Work by Imadiel Ariel

"So how does one paint or convey the sacred, the subtle energies, beauty, enchantment? It's a kind of spell the artist is under when in the act of creation. It is the only way I know, to cast some of the transcendent in the reality that surrounds us: one moment ordinary, the next inspired."

Read more about Imadiel Ariel and her exhibit in the September 16, 2005 Carlisle Mosquito.

Leslie Miller

July - August 2005

For more information visit the following sites:

Read more about Leslie Miller and her exhibit in the July 29, 2005 Carlisle Mosquito.

Dave Guarnaccia

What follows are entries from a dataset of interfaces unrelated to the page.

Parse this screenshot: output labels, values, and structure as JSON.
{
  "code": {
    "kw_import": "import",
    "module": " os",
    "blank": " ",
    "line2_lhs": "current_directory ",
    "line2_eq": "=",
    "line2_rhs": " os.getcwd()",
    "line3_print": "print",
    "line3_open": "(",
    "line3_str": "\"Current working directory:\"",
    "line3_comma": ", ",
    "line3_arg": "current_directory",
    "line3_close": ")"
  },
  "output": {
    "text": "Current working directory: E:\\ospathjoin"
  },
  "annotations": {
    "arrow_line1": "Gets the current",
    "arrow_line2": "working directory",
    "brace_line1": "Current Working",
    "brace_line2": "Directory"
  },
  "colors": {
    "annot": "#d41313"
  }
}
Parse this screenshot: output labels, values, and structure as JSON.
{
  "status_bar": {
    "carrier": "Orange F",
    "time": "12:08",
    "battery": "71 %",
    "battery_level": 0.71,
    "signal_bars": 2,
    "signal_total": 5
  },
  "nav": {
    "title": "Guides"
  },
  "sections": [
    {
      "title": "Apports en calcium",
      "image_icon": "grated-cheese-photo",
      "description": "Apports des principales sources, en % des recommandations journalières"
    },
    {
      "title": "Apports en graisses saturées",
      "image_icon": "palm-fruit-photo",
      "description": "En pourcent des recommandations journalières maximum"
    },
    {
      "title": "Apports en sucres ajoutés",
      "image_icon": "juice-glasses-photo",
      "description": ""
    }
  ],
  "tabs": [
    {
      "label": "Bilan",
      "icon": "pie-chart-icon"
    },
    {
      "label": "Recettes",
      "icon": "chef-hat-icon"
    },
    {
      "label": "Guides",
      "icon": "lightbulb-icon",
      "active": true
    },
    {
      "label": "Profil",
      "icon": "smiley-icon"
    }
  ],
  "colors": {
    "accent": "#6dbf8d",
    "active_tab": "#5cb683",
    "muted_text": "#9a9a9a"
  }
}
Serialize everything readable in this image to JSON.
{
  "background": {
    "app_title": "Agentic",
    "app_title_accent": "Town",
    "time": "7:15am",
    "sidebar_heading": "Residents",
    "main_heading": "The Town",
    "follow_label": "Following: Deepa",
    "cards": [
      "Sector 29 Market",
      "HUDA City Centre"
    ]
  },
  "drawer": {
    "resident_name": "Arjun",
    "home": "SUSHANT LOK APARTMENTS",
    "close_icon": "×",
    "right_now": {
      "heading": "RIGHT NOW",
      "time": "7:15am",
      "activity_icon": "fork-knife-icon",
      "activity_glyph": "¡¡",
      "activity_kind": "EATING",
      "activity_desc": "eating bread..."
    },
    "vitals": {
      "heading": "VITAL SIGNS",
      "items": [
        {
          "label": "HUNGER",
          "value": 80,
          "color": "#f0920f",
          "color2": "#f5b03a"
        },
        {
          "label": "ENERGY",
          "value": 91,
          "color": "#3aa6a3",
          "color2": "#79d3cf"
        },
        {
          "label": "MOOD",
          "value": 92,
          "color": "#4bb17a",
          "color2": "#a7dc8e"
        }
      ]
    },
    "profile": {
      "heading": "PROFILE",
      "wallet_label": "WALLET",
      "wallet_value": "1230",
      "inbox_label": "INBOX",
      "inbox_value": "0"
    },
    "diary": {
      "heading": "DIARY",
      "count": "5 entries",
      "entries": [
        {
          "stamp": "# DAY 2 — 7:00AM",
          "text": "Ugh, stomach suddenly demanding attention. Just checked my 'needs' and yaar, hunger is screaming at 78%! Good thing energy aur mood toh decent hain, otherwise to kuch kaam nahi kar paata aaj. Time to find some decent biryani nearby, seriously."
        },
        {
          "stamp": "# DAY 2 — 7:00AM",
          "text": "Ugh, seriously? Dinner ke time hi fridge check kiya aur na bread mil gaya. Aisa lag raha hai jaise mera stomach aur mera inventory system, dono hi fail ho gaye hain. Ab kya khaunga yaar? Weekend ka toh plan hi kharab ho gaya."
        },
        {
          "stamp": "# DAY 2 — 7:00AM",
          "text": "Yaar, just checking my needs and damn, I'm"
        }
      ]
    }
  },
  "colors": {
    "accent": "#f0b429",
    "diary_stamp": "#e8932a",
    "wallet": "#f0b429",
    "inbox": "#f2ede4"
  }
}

Black and white fine art photography
January - February 2005

Calla lily photograph by Dave Guarnaccia

Dave Guarnaccia developed a passion for photography nearly two decades ago and has chosen large format black and white photography as his voice. He is largely self-taught with invaluable technical advice and inspiration coming from the publishings of famed photographer Ansel Adams.

Dave's frequent photographic themes include landscapes, trees, plant life and flowers--finding the splendor and solitude in nature as he explores. His images are as much about capturing and revealing the feeling and emotion of his experience as about sharing the beauty of the view.

Dave is a Distinguished Artist at the Concord (Massachusetts) Art Association where he has had several of his works juried and exhibited. He has also been juried and awarded in black & white landscape by the Arthur Griffin Center for Photographic Art in Winchester. Dave published his first calendar in 2004, "Flora and Fauna," and was most recently a featured artist at the O'Naturals Restaurant in Acton.

Dave's web site is 1-Image Photography.

Read more about Dave Guarnaccia and his exhibit in the January 21, 2005 Carlisle Mosquito.

The Underwater World of the South Pacific
and the Galapagos Islands

Photographs by Judy and Fontaine Richardson
November - December, 2004

Shark photograph by Richardson

Judy and Fontaine Richardson have been Scuba diving since 1980. Their photographs show not only the beauty of the underwater world, but hopefully will inspire the need to preserve it.

Photographs were taken with Nikonos V and Nikonos RS underwater cameras.

Read more about Judy and Fontaine Richardson and their exhibit in the December 10, 2004 Carlisle Mosquito.

Deborah Santoro

Paintings in oil, acrylic, monotypes, and collages
and "Muses: A Children’s Interactive Collage Exhibit”
September - October, 2004

Collage by Deborah Santoro
Pete - collage of magazine fragments

Santoro’s work utilizes figure drawings from life, collage elements, journal entries and transparent layers of oil paint to create collages and oil paintings that explore the boundaries between figural representation and abstraction.

“Muses” is a magnetic design board with figures and shapes from Santoro’s artwork and other sources. An accompanying wall text encourage children to move the magnetic figures into designs of their own. This interactive exhibit was conceived as a way for children to learn about the collage process and to help them relate to the art they see in the library. “Muses” is funded in part with a grant from the Carlisle Cultural Council.

Santoro studied art at Salem State College, Montserrat College of Art, Massachusetts College of Art and received a B.A. in Studio Art from Wellesley College in 1997. In addition to teaching a collage class at the Abraham Lincoln Elementary School in Lowell last spring, she has previously exhibited at the Out of the Blue Gallery in Cambridge, the Danforth Museum School in Framingham, the Parish Center for the Arts in Westford and the Acton Memorial Library. In 2003 Santoro had work selected and shown in the Frances N. Roddy juried art show at the Concord Art Association and the National Collage Society show in Cleveland, Ohio.

Read more about Deborah Santoro and her exhibit in the October 1, 2004, Carlisle Mosquito.


Every two months the Art at the Gleason welcomes new exhibitions to the Gleason Public Library. The exhibits include photography, illustrations, drawings, interactive art, paintings, and works on fabric, among others.

In addition, Art at the Gleason features an annual student art show each year in cooperation with the Carlisle School elementary visual arts department.


Art at the Gleason is curated by Emily Stewart, Andrea Urban, Amy Livens, Sandy Eisenbies (, and Melinda Lindquist (